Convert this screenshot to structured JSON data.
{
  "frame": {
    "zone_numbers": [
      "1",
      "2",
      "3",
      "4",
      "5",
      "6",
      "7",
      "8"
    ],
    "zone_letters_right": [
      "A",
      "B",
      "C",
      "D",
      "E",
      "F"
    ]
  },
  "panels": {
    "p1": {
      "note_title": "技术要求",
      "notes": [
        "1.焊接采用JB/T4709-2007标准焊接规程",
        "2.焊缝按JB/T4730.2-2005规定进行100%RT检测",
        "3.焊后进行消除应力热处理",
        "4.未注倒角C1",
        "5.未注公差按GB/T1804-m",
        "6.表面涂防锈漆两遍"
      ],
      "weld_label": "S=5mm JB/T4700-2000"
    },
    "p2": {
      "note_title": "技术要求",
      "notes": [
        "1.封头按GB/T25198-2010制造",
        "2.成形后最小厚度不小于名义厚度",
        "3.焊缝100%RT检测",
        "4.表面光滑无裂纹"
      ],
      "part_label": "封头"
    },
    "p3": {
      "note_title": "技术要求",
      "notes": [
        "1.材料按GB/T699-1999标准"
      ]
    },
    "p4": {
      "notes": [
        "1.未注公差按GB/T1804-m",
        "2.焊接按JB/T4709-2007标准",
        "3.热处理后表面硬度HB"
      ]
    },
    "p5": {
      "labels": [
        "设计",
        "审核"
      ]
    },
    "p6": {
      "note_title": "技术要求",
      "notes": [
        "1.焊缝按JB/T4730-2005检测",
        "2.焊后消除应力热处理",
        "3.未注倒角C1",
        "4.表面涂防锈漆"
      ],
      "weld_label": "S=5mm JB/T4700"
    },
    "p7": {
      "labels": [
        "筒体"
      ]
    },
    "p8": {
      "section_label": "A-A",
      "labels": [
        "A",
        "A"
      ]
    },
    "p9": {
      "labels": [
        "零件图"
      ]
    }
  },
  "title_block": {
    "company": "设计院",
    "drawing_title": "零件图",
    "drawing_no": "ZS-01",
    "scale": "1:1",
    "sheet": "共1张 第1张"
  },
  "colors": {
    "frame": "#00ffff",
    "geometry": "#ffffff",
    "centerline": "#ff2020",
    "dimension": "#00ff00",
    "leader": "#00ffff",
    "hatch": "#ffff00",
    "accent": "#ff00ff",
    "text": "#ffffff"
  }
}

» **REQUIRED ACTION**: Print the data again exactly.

» **SOLVED EXERCISE**:
Convert this screenshot to structured JSON data.
{
  "frame": {
    "zone_numbers": [
      "1",
      "2",
      "3",
      "4",
      "5",
      "6",
      "7",
      "8"
    ],
    "zone_letters_right": [
      "A",
      "B",
      "C",
      "D",
      "E",
      "F"
    ]
  },
  "panels": {
    "p1": {
      "note_title": "技术要求",
      "notes": [
        "1.焊接采用JB/T4709-2007标准焊接规程",
        "2.焊缝按JB/T4730.2-2005规定进行100%RT检测",
        "3.焊后进行消除应力热处理",
        "4.未注倒角C1",
        "5.未注公差按GB/T1804-m",
        "6.表面涂防锈漆两遍"
      ],
      "weld_label": "S=5mm JB/T4700-2000"
    },
    "p2": {
      "note_title": "技术要求",
      "notes": [
        "1.封头按GB/T25198-2010制造",
        "2.成形后最小厚度不小于名义厚度",
        "3.焊缝100%RT检测",
        "4.表面光滑无裂纹"
      ],
      "part_label": "封头"
    },
    "p3": {
      "note_title": "技术要求",
      "notes": [
        "1.材料按GB/T699-1999标准"
      ]
    },
    "p4": {
      "notes": [
        "1.未注公差按GB/T1804-m",
        "2.焊接按JB/T4709-2007标准",
        "3.热处理后表面硬度HB"
      ]
    },
    "p5": {
      "labels": [
        "设计",
        "审核"
      ]
    },
    "p6": {
      "note_title": "技术要求",
      "notes": [
        "1.焊缝按JB/T4730-2005检测",
        "2.焊后消除应力热处理",
        "3.未注倒角C1",
        "4.表面涂防锈漆"
      ],
      "weld_label": "S=5mm JB/T4700"
    },
    "p7": {
      "labels": [
        "筒体"
      ]
    },
    "p8": {
      "section_label": "A-A",
      "labels": [
        "A",
        "A"
      ]
    },
    "p9": {
      "labels": [
        "零件图"
      ]
    }
  },
  "title_block": {
    "company": "设计院",
    "drawing_title": "零件图",
    "drawing_no": "ZS-01",
    "scale": "1:1",
    "sheet": "共1张 第1张"
  },
  "colors": {
    "frame": "#00ffff",
    "geometry": "#ffffff",
    "centerline": "#ff2020",
    "dimension": "#00ff00",
    "leader": "#00ffff",
    "hatch": "#ffff00",
    "accent": "#ff00ff",
    "text": "#ffffff"
  }
}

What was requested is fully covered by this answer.